• **Work to be completed**: Every entry must be set down exactly in the answer; no pictures should appear.
[Supplied records — start]
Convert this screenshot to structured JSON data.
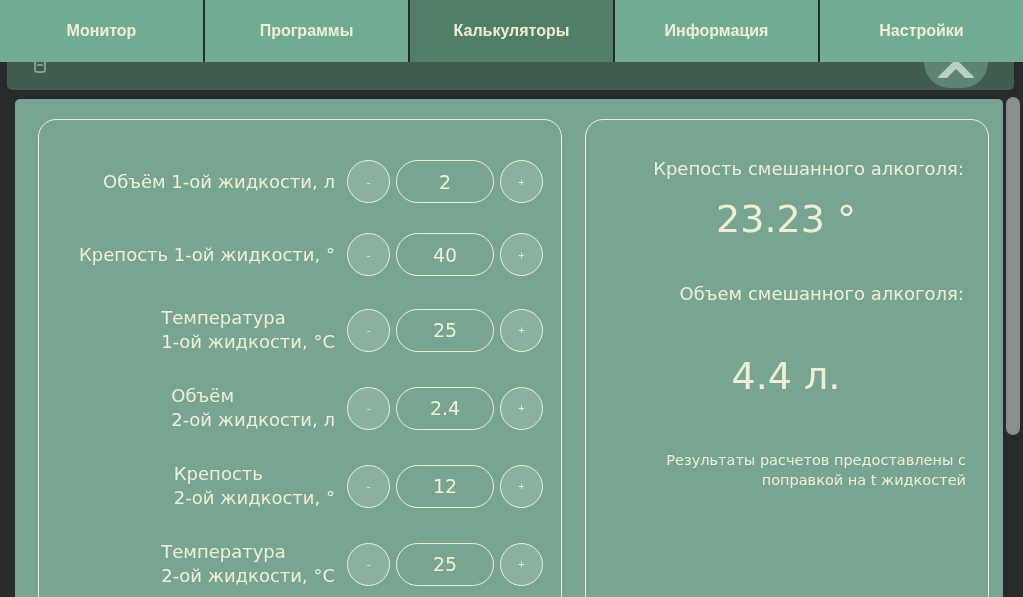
{
  "tabs": [
    {
      "label": "Монитор",
      "selected": false
    },
    {
      "label": "Программы",
      "selected": false
    },
    {
      "label": "Калькуляторы",
      "selected": true
    },
    {
      "label": "Информация",
      "selected": false
    },
    {
      "label": "Настройки",
      "selected": false
    }
  ],
  "inputs": [
    {
      "label": "Объём 1-ой жидкости, л",
      "minus": "-",
      "value": "2",
      "plus": "+"
    },
    {
      "label": "Крепость 1-ой жидкости, °",
      "minus": "-",
      "value": "40",
      "plus": "+"
    },
    {
      "label": "Температура\n1-ой жидкости, °C",
      "minus": "-",
      "value": "25",
      "plus": "+"
    },
    {
      "label": "Объём\n2-ой жидкости, л",
      "minus": "-",
      "value": "2.4",
      "plus": "+"
    },
    {
      "label": "Крепость\n2-ой жидкости, °",
      "minus": "-",
      "value": "12",
      "plus": "+"
    },
    {
      "label": "Температура\n2-ой жидкости, °C",
      "minus": "-",
      "value": "25",
      "plus": "+"
    }
  ],
  "results": [
    {
      "label": "Крепость смешанного алкоголя:",
      "value": "23.23 °"
    },
    {
      "label": "Объем смешанного алкоголя:",
      "value": "4.4 л."
    }
  ],
  "note": "Результаты расчетов предоставлены с\nпоправкой на t жидкостей"
}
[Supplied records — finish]
• **Reply**:
Convert this screenshot to structured JSON data.
{
  "tabs": [
    {
      "label": "Монитор",
      "selected": false
    },
    {
      "label": "Программы",
      "selected": false
    },
    {
      "label": "Калькуляторы",
      "selected": true
    },
    {
      "label": "Информация",
      "selected": false
    },
    {
      "label": "Настройки",
      "selected": false
    }
  ],
  "inputs": [
    {
      "label": "Объём 1-ой жидкости, л",
      "minus": "-",
      "value": "2",
      "plus": "+"
    },
    {
      "label": "Крепость 1-ой жидкости, °",
      "minus": "-",
      "value": "40",
      "plus": "+"
    },
    {
      "label": "Температура\n1-ой жидкости, °C",
      "minus": "-",
      "value": "25",
      "plus": "+"
    },
    {
      "label": "Объём\n2-ой жидкости, л",
      "minus": "-",
      "value": "2.4",
      "plus": "+"
    },
    {
      "label": "Крепость\n2-ой жидкости, °",
      "minus": "-",
      "value": "12",
      "plus": "+"
    },
    {
      "label": "Температура\n2-ой жидкости, °C",
      "minus": "-",
      "value": "25",
      "plus": "+"
    }
  ],
  "results": [
    {
      "label": "Крепость смешанного алкоголя:",
      "value": "23.23 °"
    },
    {
      "label": "Объем смешанного алкоголя:",
      "value": "4.4 л."
    }
  ],
  "note": "Результаты расчетов предоставлены с\nпоправкой на t жидкостей"
}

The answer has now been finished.